The Kenya Revenue Authority (KRA) will be able to tax cryptocurrency exchanges and users if the country’s legislators approve amendments to the Capital Markets Acts, according to a Business Daily Africa report. Overall, if approved, the law potentially creates a framework for regulating digital assets in Kenya.
- The Capital Markets (Amendment) Bill of 2022 will require individuals who own or deal in digital currency to provide the Capital Markets Authority (CMA) with specific information, including the amount of digital currency in Kenyan shillings, the type of digital currency transacted in, the date the digital currency was acquired and the date on which it was sold.
- The bill also includes plans to impose the excise duty-type tax of 20% currently associated with bank transactions.

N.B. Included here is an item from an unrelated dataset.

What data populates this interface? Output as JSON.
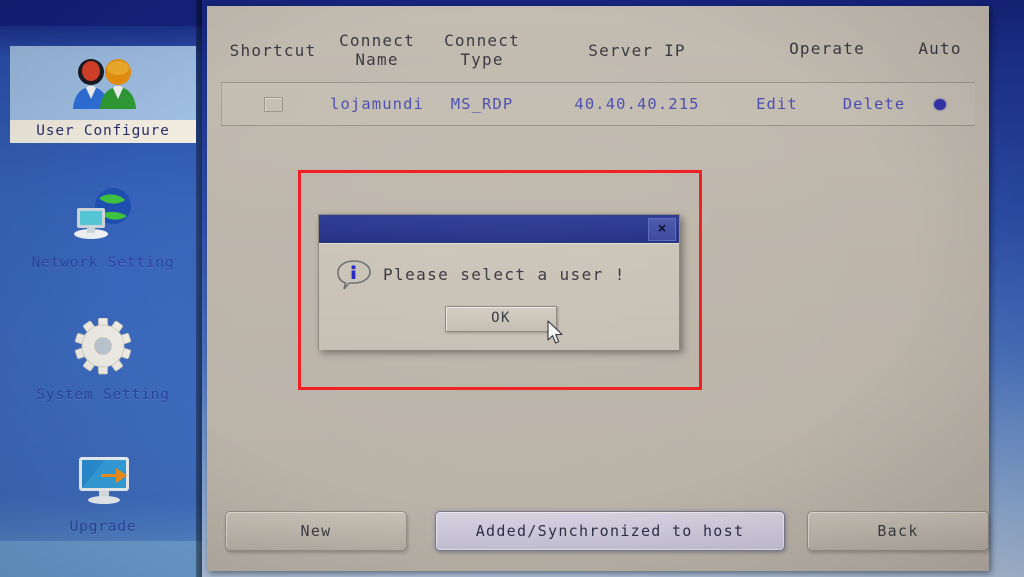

That would mean that crypto service providers operating in the East African country will be required to pay remit taxes on the fee they charge.
“A person who possesses or deals in digital currency shall provide the Authority with the following information for tax purposes—the number of proceeds from the transaction, any costs related to the transaction, and the amount of any gain or loss on the transaction,” the bill states.
- The bill, if passed, would define digital currencies as securities and establish a national digital registry of all transactions involving digital currency.
- In addition, it will allow for the licensing of individual crypto traders and the institution of consumer protection measures like privacy guarantees and a fund to protect investors from financial loss.
- The bill’s author, Member of Parliament Abraham Kirwa, said: “The amendment will provide for specific provisions to govern digital currency transactions in Kenya, including the definition of digital currencies, its creation through crypto mining and provide for regulations around [the] trading of digital currencies.”
Why it matters
- A 2022 report from blockchain analytics company Chainalysis ranks Kenya 19th for cryptocurrency adoption globally — and fifth for peer-to-peer trading.
- In a policy brief in July, the United Nations Conference on Trade and Development (UNCTAD) revealed that about 4.25 million Kenyans (8.5% of the population) own cryptocurrencies.
- The UN body also called for regulating and taxing the crypto industry in Kenya and other developing nations to limit exposure to the meltdown in the crypto market and risks of financial instability.
- Fellow African country Nigeria has followed Kenya in introducing a bill to tax crypto assets.